After the I. O. C at Ithaca, 1962, the writer accompanied Dr. O. L. Austin, Jr. to his home in Gainesville, Florida and had a rare privilege to take part in his Sooty Tern banding project on the Dry Tortugas Is. which was made in cooperation with the Florida Audubon Society (Mr. C. R. Mason) and Evergrades National Park (Dr. W. C. Robinson, Jr.), July 11-15. Observations of birds in Florida and a special note on this tern banding are given. The chicks were gathered to the end of wire net trap and the adult birds were easily caught (especially in the evening when they feed the young) by Japanese mist nets. Thus 3, 941 adults and 8, 700 chicks of the Sooty Tern, 84 adults and 189 juvenals of the Noddy and one Anous tenuirostris (said new to U. S. A) were banded by 17 persons. Dr. Robinson's later analysis showed that 7 birds of more than 18 years old (total of 85 such old birds so far recovered) were included, and 11 birds were first recovered this year after they were banded in 1959. A possible effect of this mass banding to chick mortality by disturbing parent-chick relation (which is rigid) is briefly considered based on a behavior observation and counts of dead chicks. A particular adult bird circled over the colony three or more times, each time returning to a particular spot but not finding the chick. Whithin a 20 × 10m square 16 small chicks (dead before banding) and 16 larger chicks, of which 4 were newly dead and other 3 were almost dying. In a 20 × 5m square 43 unhatched eggs were found (not the effect of banding). These are of course just a temporary observation. Sea-water drinking on the wing and touching the water with feet and breast observed similarly in the Sooty Terns and Noddies when they fly from the island, are possibly related to the thirsty and over-heating while resting on the island.
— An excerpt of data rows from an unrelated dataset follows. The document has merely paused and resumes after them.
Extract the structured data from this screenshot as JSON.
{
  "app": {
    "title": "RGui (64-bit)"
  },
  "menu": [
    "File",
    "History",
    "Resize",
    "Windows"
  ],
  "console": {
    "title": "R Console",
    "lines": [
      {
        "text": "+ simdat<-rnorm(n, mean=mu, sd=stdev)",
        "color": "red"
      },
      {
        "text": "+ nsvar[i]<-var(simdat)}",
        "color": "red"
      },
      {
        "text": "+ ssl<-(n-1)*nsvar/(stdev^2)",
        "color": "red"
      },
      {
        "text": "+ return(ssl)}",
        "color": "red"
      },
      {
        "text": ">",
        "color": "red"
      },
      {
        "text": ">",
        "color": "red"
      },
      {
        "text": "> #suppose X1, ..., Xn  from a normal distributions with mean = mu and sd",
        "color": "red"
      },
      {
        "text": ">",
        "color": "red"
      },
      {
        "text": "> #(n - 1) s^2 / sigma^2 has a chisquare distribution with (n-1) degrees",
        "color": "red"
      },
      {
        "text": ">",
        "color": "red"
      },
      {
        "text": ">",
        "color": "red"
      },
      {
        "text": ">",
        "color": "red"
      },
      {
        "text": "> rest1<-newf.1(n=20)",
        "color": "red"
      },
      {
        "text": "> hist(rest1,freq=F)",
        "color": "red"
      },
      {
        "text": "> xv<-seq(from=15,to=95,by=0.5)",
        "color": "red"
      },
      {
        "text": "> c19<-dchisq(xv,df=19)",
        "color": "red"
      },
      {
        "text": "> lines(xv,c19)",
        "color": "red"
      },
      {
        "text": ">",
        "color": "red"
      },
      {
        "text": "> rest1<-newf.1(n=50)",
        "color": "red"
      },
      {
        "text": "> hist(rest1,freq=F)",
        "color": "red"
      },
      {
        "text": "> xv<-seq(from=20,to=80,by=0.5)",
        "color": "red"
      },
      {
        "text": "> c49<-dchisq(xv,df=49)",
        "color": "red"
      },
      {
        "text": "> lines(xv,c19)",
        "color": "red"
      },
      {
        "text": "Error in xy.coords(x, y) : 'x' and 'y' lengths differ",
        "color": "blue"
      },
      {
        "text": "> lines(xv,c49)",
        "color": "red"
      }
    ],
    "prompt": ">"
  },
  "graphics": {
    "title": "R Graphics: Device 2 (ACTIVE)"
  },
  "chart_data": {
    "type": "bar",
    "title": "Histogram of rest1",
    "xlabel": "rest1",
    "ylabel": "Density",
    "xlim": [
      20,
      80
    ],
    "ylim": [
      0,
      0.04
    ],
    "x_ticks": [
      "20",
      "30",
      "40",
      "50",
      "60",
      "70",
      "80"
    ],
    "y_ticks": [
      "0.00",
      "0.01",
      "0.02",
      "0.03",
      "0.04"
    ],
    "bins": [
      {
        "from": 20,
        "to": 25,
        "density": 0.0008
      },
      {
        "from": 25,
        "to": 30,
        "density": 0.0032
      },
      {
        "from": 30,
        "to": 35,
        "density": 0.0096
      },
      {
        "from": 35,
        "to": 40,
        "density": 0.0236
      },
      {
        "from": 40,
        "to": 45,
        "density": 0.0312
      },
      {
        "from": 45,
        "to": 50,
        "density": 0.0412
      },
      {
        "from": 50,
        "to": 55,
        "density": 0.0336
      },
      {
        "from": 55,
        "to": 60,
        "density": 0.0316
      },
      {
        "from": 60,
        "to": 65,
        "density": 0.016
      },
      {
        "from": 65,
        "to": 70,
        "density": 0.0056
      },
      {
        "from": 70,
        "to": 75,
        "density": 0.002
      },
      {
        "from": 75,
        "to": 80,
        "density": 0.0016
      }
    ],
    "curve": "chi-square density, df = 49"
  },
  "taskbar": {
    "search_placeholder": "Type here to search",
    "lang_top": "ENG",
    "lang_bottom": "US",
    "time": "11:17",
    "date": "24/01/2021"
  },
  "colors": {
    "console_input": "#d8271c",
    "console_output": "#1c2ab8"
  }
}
During incubation period the breast touching may be effective for giving moisture to their egg. The writer wish to express deepest thanks to Dr. and Mrs. Austin, Mr. Mason, Dr. Robinson and others of the Tortugas party for their kindness and for giving him a rare and valuable oppotunity of this experience.